"For as long as we can remember, we feel like we’ve been taught that the default, 'normal' image of a romantic relationship looks a very specific kind of way – usually heterosexual, with each person of the same race, age, body type and size etc. But the truth is, real-life relationships are far more colourful and diverse than this, and they deserve far more representation."
Photographer duo Rona Bar and Ofek Avshalom, both 27 years old, are discussing the ideas behind their latest shared photo project, Us, a gorgeous series of portraits documenting lovers together at home. Sensitively shot in warm, natural light, the images are an honest and intimate window into an array of unique love stories, featuring couples in Israel, the UK and various places across Europe. "From the very beginning, we aimed to photograph real-life relationships, and we really wanted to represent couples you don’t often see in mainstream media," the duo adds.
Now based in London, Bar and Avshalom were both born and raised in Israel, with Bar growing up near Tel Aviv and Avshalom hailing from the north of the country. Bar remembers wanting to express herself artistically as far back as she can recall, and she studied music and cinema before discovering that the camera was a way of making the dreamy visuals of her imagination come alive. Avshalom, meanwhile, pursued sports in his teenage years until a car accident when he was 18 left him needing to change course. He found his way to music and photography, which felt like soul-stirring outlets at that time in his life.
The idea for Us began blossoming back in 2020 during the first COVID-19 lockdown, inspired by Bar and Avshalom’s own relationship – they are partners not only in work but in life, too. "We actually met through a photography project we were both working on at the time, and we realised we share the same artistic vision," they remember fondly. "That led us to start working together on a regular basis, and it was only after a year that it became romantic." Stuck in place during lockdown, living together and both feeling uninspired by their work at the time, they came up with the idea to meet and photograph other couples, thinking it could be interesting to have lovers both in front of and behind the lens. How would it change the gaze, they wondered? Would it enrich the resulting photos' sense of intimacy and connection?
Over the next two years, Bar and Avshalom set out to take as many couples’ portraits as they could. The first couples they photographed were people they knew but, slowly, they started to find interested strangers and received messages from people wanting to participate as the project took off on social media.
"The connection between the couples is one of the main things we wanted to focus on because we wanted to capture their intimacy and togetherness," Bar and Avshalom explain. "Sometimes we directed them to a specific pose we had in mind and sometimes we gave them the freedom to just be with each other and choose poses themselves, with only some small tweaks from our side."
All of the images were shot in and around the couples’ homes but where exactly was up to them and the circumstances of the day. Some are seen lounging together on their beds, while others are in the quiet corners of living rooms or kitchens. "We always tried to find different spots around the houses but usually there was one that felt like it was telling a couple's story best. Most importantly we wanted to simplify the story and the styling, and we wanted it to be natural."
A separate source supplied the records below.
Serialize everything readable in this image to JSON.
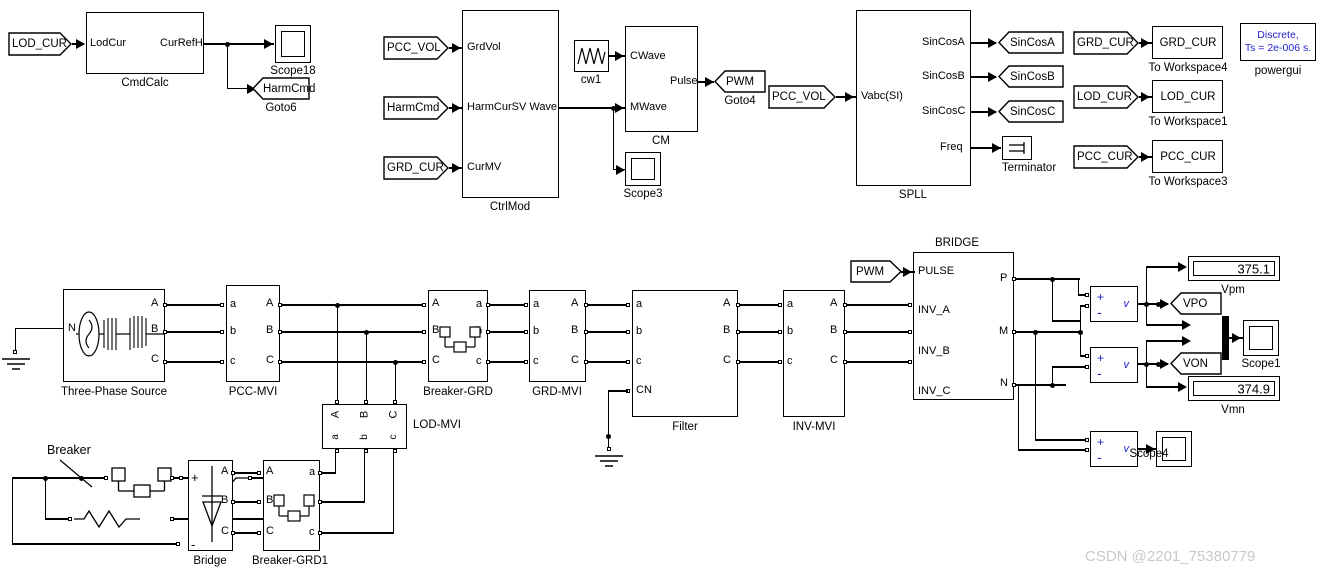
{
  "meta": {
    "watermark": "CSDN @2201_75380779"
  },
  "control": {
    "from_lod_cur": "LOD_CUR",
    "cmdcalc": {
      "name": "CmdCalc",
      "in": "LodCur",
      "out": "CurRefH"
    },
    "scope18": "Scope18",
    "goto_harmcmd": "HarmCmd",
    "goto6": "Goto6",
    "from_pcc_vol": "PCC_VOL",
    "from_harmcmd": "HarmCmd",
    "from_grd_cur": "GRD_CUR",
    "ctrlmod": {
      "name": "CtrlMod",
      "in1": "GrdVol",
      "in2": "HarmCurSV Wave",
      "in3": "CurMV"
    },
    "cw1": "cw1",
    "cm": {
      "name": "CM",
      "in1": "CWave",
      "in2": "MWave",
      "out": "Pulse"
    },
    "goto_pwm": "PWM",
    "goto4": "Goto4",
    "scope3": "Scope3",
    "from_pcc_vol2": "PCC_VOL",
    "spll": {
      "name": "SPLL",
      "in": "Vabc(SI)",
      "out1": "SinCosA",
      "out2": "SinCosB",
      "out3": "SinCosC",
      "out4": "Freq"
    },
    "goto_sincosa": "SinCosA",
    "goto_sincosb": "SinCosB",
    "goto_sincosc": "SinCosC",
    "terminator": "Terminator"
  },
  "workspace": {
    "rows": [
      {
        "from": "GRD_CUR",
        "block": "GRD_CUR",
        "label": "To Workspace4"
      },
      {
        "from": "LOD_CUR",
        "block": "LOD_CUR",
        "label": "To Workspace1"
      },
      {
        "from": "PCC_CUR",
        "block": "PCC_CUR",
        "label": "To Workspace3"
      }
    ],
    "powergui": {
      "line1": "Discrete,",
      "line2": "Ts = 2e-006 s.",
      "label": "powergui"
    }
  },
  "power": {
    "source": {
      "name": "Three-Phase Source",
      "pN": "N",
      "pA": "A",
      "pB": "B",
      "pC": "C"
    },
    "pcc_mvi": {
      "name": "PCC-MVI",
      "in": [
        "a",
        "b",
        "c"
      ],
      "out": [
        "A",
        "B",
        "C"
      ]
    },
    "breaker_grd": {
      "name": "Breaker-GRD",
      "in": [
        "A",
        "B",
        "C"
      ],
      "out": [
        "a",
        "b",
        "c"
      ]
    },
    "grd_mvi": {
      "name": "GRD-MVI",
      "in": [
        "a",
        "b",
        "c"
      ],
      "out": [
        "A",
        "B",
        "C"
      ]
    },
    "filter": {
      "name": "Filter",
      "in": [
        "a",
        "b",
        "c",
        "CN"
      ],
      "out": [
        "A",
        "B",
        "C"
      ]
    },
    "inv_mvi": {
      "name": "INV-MVI",
      "in": [
        "a",
        "b",
        "c"
      ],
      "out": [
        "A",
        "B",
        "C"
      ]
    },
    "lod_mvi": {
      "name": "LOD-MVI",
      "top": [
        "A",
        "B",
        "C"
      ],
      "bottom": [
        "a",
        "b",
        "c"
      ]
    },
    "bridge_top": {
      "name": "BRIDGE",
      "in": [
        "PULSE",
        "INV_A",
        "INV_B",
        "INV_C"
      ],
      "out": [
        "P",
        "M",
        "N"
      ],
      "from_pwm": "PWM"
    },
    "breaker_label": "Breaker",
    "bridge_bottom": {
      "name": "Bridge",
      "pPlus": "+",
      "pMinus": "-",
      "pA": "A",
      "pB": "B",
      "pC": "C"
    },
    "breaker_grd1": {
      "name": "Breaker-GRD1",
      "in": [
        "A",
        "B",
        "C"
      ],
      "out": [
        "a",
        "b",
        "c"
      ]
    }
  },
  "measure": {
    "vpm": {
      "value": "375.1",
      "label": "Vpm"
    },
    "vmn": {
      "value": "374.9",
      "label": "Vmn"
    },
    "goto_vpo": "VPO",
    "goto_von": "VON",
    "scope1": "Scope1",
    "scope4": "Scope4",
    "vm_plus": "+",
    "vm_minus": "-",
    "vm_v": "v"
  },
  "colors": {
    "line": "#000000",
    "text": "#000000",
    "powergui_text": "#2222cc",
    "watermark": "#c9c9c9"
  }
}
In some of the images, couples have chosen to embrace their nakedness and wrap themselves up in each other for the camera; in others, physical connections are more subtly represented through gestures like holding hands or leaning gently on one another. Either way, a glorious sense of comfort and closeness radiates from each of them. "We wanted to have the option to show skin because this project is about humanity and not about anything else, like fashion, for example, and the key to doing this right lay in our communication with the couples," the duo explains. "We always talked before the shoots, let them know what we’re looking for and then allowed them to decide what they were comfortable with. Of course, we were not always looking for nudity – the process was mostly just about getting to know them and how best to represent their relationships."
And how did being lovers themselves shape the process? "In our opinion, the fact that we are a couple was crucial to this project," the duo says, "especially as each of us wouldn’t have felt so comfortable doing it alone. It’s also been a big advantage in that it meant the couples felt much more comfortable too – it seems like they, as well as us, were able to connect, open up and create a safe place during each shoot." The only difficulties the duo faced, they say, were differing opinions when it came to choosing final images. "But that’s quite rare, and we always work it out in the end!" they add. What’s a healthy relationship without a little back and forth, after all?
Towards the end of 2022, Bar and Avshalom published a photobook of pictures from Us and at that point they decided to work on other projects, feeling that the selection of images was complete, at least for now. As for whether they'll make more couples' images in due course? Only "the future will tell".
Remembering one of their favourite memories from the making of the project, meanwhile, Bar and Avshalom recall a particular day where they were booked to shoot two couples – one in the morning and one in the afternoon. “The couple in the morning, Karin and Rami, had been married for more than 25 years. He’s a doctor and she’s a therapist, they have kids, they live in a big house, and they are super comfortable with each other. Then, in the afternoon, we shot another couple called Yarden and Max, who'd known each other for just a month and had moved in together in this tiny apartment. It was amazing to see the juxtaposition, the different stages of these two relationships and the magic in each one,” they say. And that’s what Us is really all about for them, in the end – whether a couple has been together for days or for decades, it’s a project all about celebrating their closeness, their beauty, and their love.